### Exercise requirements:
For the entries below, work out how many lines contain the string "group" and write only the number.

### Task data:

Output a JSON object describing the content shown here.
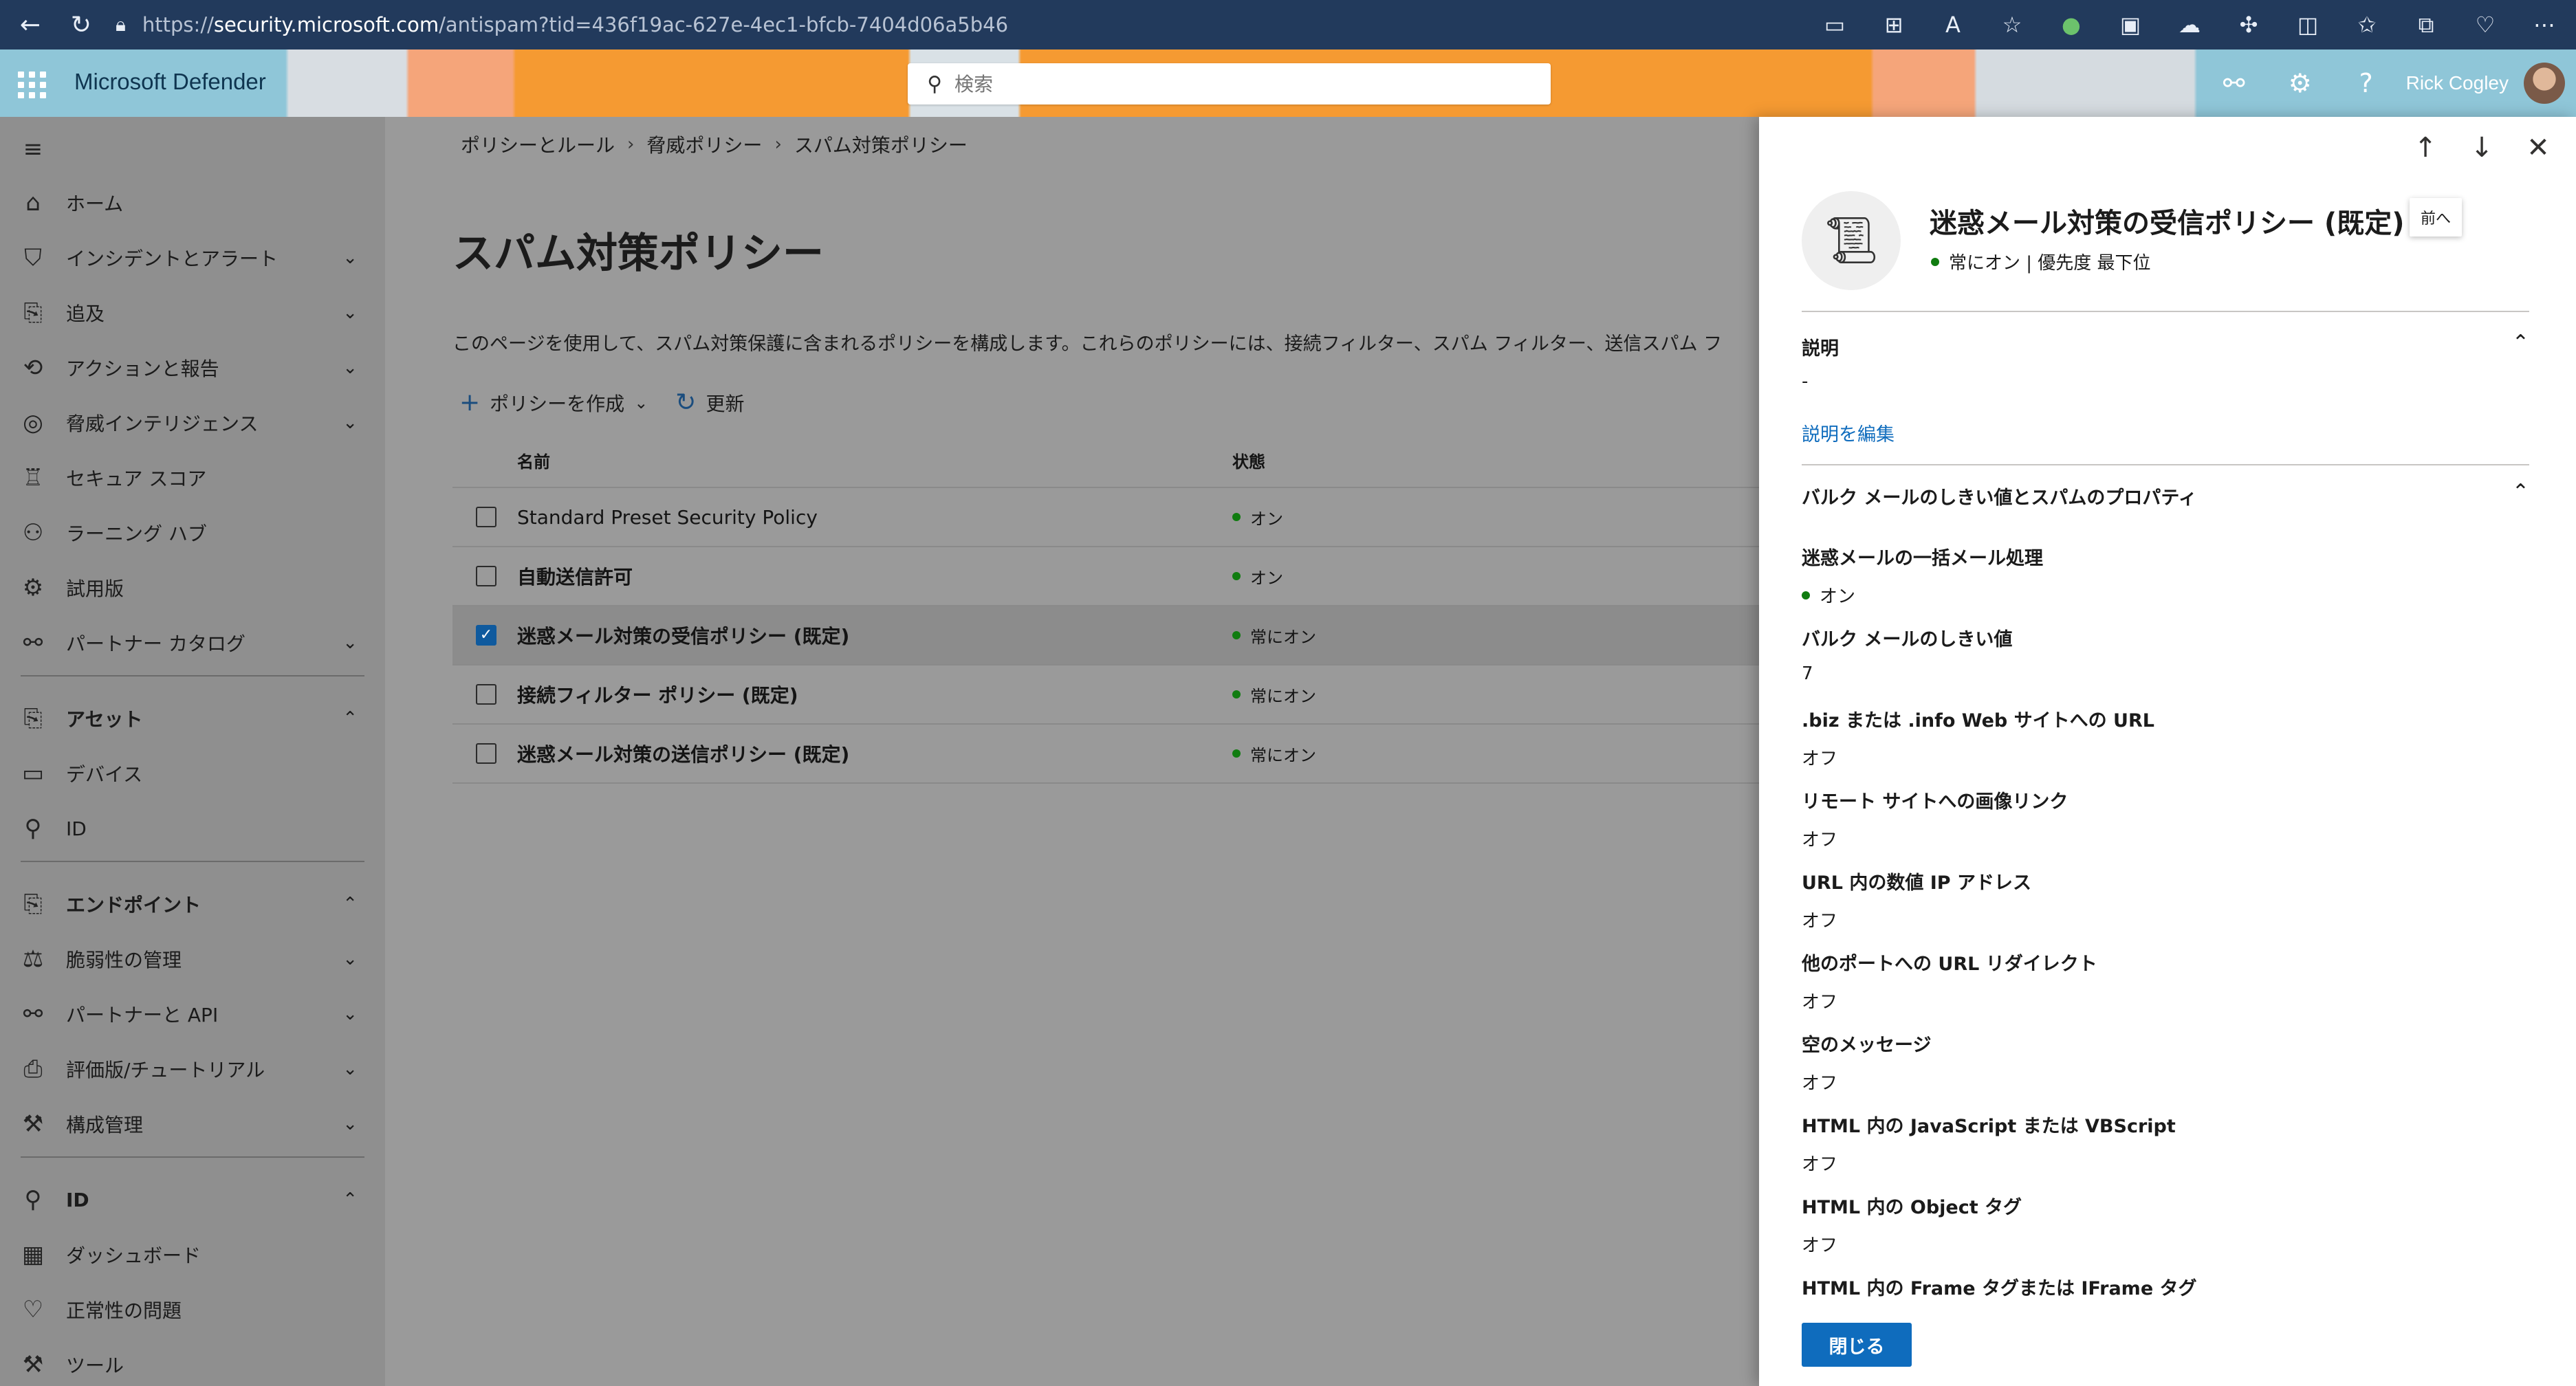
{
  "browser": {
    "url_prefix": "https://",
    "url_host": "security.microsoft.com",
    "url_path": "/antispam?tid=436f19ac-627e-4ec1-bfcb-7404d06a5b46"
  },
  "header": {
    "product": "Microsoft Defender",
    "search_placeholder": "検索",
    "user": "Rick Cogley"
  },
  "sidebar": {
    "items": [
      {
        "label": "ホーム",
        "icon": "home-icon",
        "glyph": "⌂",
        "chevron": ""
      },
      {
        "label": "インシデントとアラート",
        "icon": "shield-icon",
        "glyph": "⛉",
        "chevron": "⌄"
      },
      {
        "label": "追及",
        "icon": "hunting-icon",
        "glyph": "⎘",
        "chevron": "⌄"
      },
      {
        "label": "アクションと報告",
        "icon": "actions-icon",
        "glyph": "⟲",
        "chevron": "⌄"
      },
      {
        "label": "脅威インテリジェンス",
        "icon": "threat-intel-icon",
        "glyph": "◎",
        "chevron": "⌄"
      },
      {
        "label": "セキュア スコア",
        "icon": "trophy-icon",
        "glyph": "♖",
        "chevron": ""
      },
      {
        "label": "ラーニング ハブ",
        "icon": "learning-icon",
        "glyph": "⚇",
        "chevron": ""
      },
      {
        "label": "試用版",
        "icon": "trial-icon",
        "glyph": "⚙",
        "chevron": ""
      },
      {
        "label": "パートナー カタログ",
        "icon": "partner-icon",
        "glyph": "⚯",
        "chevron": "⌄"
      }
    ],
    "assets_head": {
      "label": "アセット",
      "chevron": "⌃"
    },
    "assets": [
      {
        "label": "デバイス",
        "icon": "device-icon",
        "glyph": "▭"
      },
      {
        "label": "ID",
        "icon": "person-icon",
        "glyph": "⚲"
      }
    ],
    "endpoint_head": {
      "label": "エンドポイント",
      "chevron": "⌃"
    },
    "endpoint": [
      {
        "label": "脆弱性の管理",
        "icon": "vulnerability-icon",
        "glyph": "⚖",
        "chevron": "⌄"
      },
      {
        "label": "パートナーと API",
        "icon": "api-icon",
        "glyph": "⚯",
        "chevron": "⌄"
      },
      {
        "label": "評価版/チュートリアル",
        "icon": "tutorial-icon",
        "glyph": "⎙",
        "chevron": "⌄"
      },
      {
        "label": "構成管理",
        "icon": "config-icon",
        "glyph": "⚒",
        "chevron": "⌄"
      }
    ],
    "id_head": {
      "label": "ID",
      "chevron": "⌃"
    },
    "id_items": [
      {
        "label": "ダッシュボード",
        "icon": "dashboard-icon",
        "glyph": "▦"
      },
      {
        "label": "正常性の問題",
        "icon": "health-icon",
        "glyph": "♡"
      },
      {
        "label": "ツール",
        "icon": "tools-icon",
        "glyph": "⚒"
      }
    ]
  },
  "breadcrumb": [
    "ポリシーとルール",
    "脅威ポリシー",
    "スパム対策ポリシー"
  ],
  "main": {
    "title": "スパム対策ポリシー",
    "description": "このページを使用して、スパム対策保護に含まれるポリシーを構成します。これらのポリシーには、接続フィルター、スパム フィルター、送信スパム フ",
    "create_label": "ポリシーを作成",
    "refresh_label": "更新"
  },
  "table": {
    "col_name": "名前",
    "col_status": "状態",
    "rows": [
      {
        "name": "Standard Preset Security Policy",
        "status": "オン",
        "checked": false
      },
      {
        "name": "自動送信許可",
        "status": "オン",
        "checked": false
      },
      {
        "name": "迷惑メール対策の受信ポリシー (既定)",
        "status": "常にオン",
        "checked": true
      },
      {
        "name": "接続フィルター ポリシー (既定)",
        "status": "常にオン",
        "checked": false
      },
      {
        "name": "迷惑メール対策の送信ポリシー (既定)",
        "status": "常にオン",
        "checked": false
      }
    ]
  },
  "panel": {
    "tooltip": "前へ",
    "title": "迷惑メール対策の受信ポリシー (既定)",
    "subtitle": "常にオン | 優先度 最下位",
    "description_head": "説明",
    "description_value": "-",
    "edit_description": "説明を編集",
    "bulk_head": "バルク メールのしきい値とスパムのプロパティ",
    "properties": [
      {
        "label": "迷惑メールの一括メール処理",
        "value": "オン",
        "dot": true
      },
      {
        "label": "バルク メールのしきい値",
        "value": "7",
        "dot": false
      },
      {
        "label": ".biz または .info Web サイトへの URL",
        "value": "オフ",
        "dot": false
      },
      {
        "label": "リモート サイトへの画像リンク",
        "value": "オフ",
        "dot": false
      },
      {
        "label": "URL 内の数値 IP アドレス",
        "value": "オフ",
        "dot": false
      },
      {
        "label": "他のポートへの URL リダイレクト",
        "value": "オフ",
        "dot": false
      },
      {
        "label": "空のメッセージ",
        "value": "オフ",
        "dot": false
      },
      {
        "label": "HTML 内の JavaScript または VBScript",
        "value": "オフ",
        "dot": false
      },
      {
        "label": "HTML 内の Object タグ",
        "value": "オフ",
        "dot": false
      },
      {
        "label": "HTML 内の Frame タグまたは IFrame タグ",
        "value": "",
        "dot": false
      }
    ],
    "close_label": "閉じる"
  },
  "colors": {
    "accent": "#0f6cbd",
    "status_green": "#107c10",
    "browser_bar": "#223a5c"
  }
}
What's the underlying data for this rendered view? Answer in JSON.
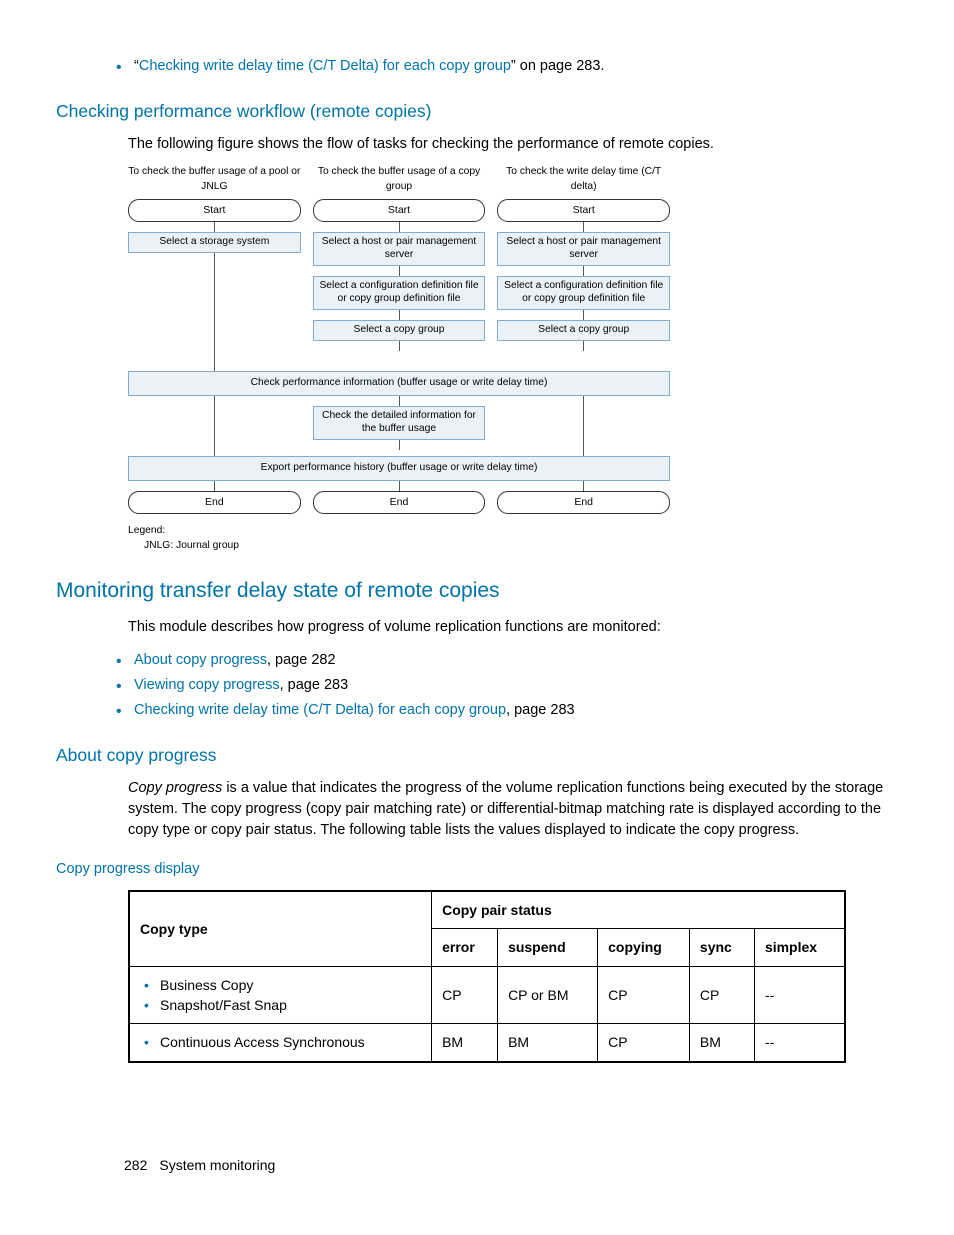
{
  "top_bullet": {
    "quote_open": "“",
    "link": "Checking write delay time (C/T Delta) for each copy group",
    "quote_close": "” on page 283."
  },
  "section1": {
    "heading": "Checking performance workflow (remote copies)",
    "para": "The following figure shows the flow of tasks for checking the performance of remote copies."
  },
  "flow": {
    "col1_head": "To check the buffer usage of a pool or JNLG",
    "col2_head": "To check the buffer usage of a copy group",
    "col3_head": "To check the write delay time (C/T delta)",
    "start": "Start",
    "c1_b1": "Select a storage system",
    "c2_b1": "Select a host or pair management server",
    "c3_b1": "Select a host or pair management server",
    "c2_b2": "Select a configuration definition file or copy group definition file",
    "c3_b2": "Select a configuration definition file or copy group definition file",
    "c2_b3": "Select a copy group",
    "c3_b3": "Select a copy group",
    "wide1": "Check performance information (buffer usage or write delay time)",
    "mid_detail": "Check the detailed information for the buffer usage",
    "wide2": "Export performance history (buffer usage or write delay time)",
    "end": "End",
    "legend_title": "Legend:",
    "legend_item": "JNLG: Journal group"
  },
  "section2": {
    "heading": "Monitoring transfer delay state of remote copies",
    "intro": "This module describes how progress of volume replication functions are monitored:",
    "items": [
      {
        "link": "About copy progress",
        "suffix": ", page 282"
      },
      {
        "link": "Viewing copy progress",
        "suffix": ", page 283"
      },
      {
        "link": "Checking write delay time (C/T Delta) for each copy group",
        "suffix": ", page 283"
      }
    ]
  },
  "section3": {
    "heading": "About copy progress",
    "para_prefix_italic": "Copy progress",
    "para_rest": " is a value that indicates the progress of the volume replication functions being executed by the storage system. The copy progress (copy pair matching rate) or differential-bitmap matching rate is displayed according to the copy type or copy pair status. The following table lists the values displayed to indicate the copy progress."
  },
  "table": {
    "caption": "Copy progress display",
    "h_copytype": "Copy type",
    "h_status": "Copy pair status",
    "h_error": "error",
    "h_suspend": "suspend",
    "h_copying": "copying",
    "h_sync": "sync",
    "h_simplex": "simplex",
    "rows": [
      {
        "types": [
          "Business Copy",
          "Snapshot/Fast Snap"
        ],
        "error": "CP",
        "suspend": "CP or BM",
        "copying": "CP",
        "sync": "CP",
        "simplex": "--"
      },
      {
        "types": [
          "Continuous Access Synchronous"
        ],
        "error": "BM",
        "suspend": "BM",
        "copying": "CP",
        "sync": "BM",
        "simplex": "--"
      }
    ]
  },
  "footer": {
    "page": "282",
    "title": "System monitoring"
  }
}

### Response box:
8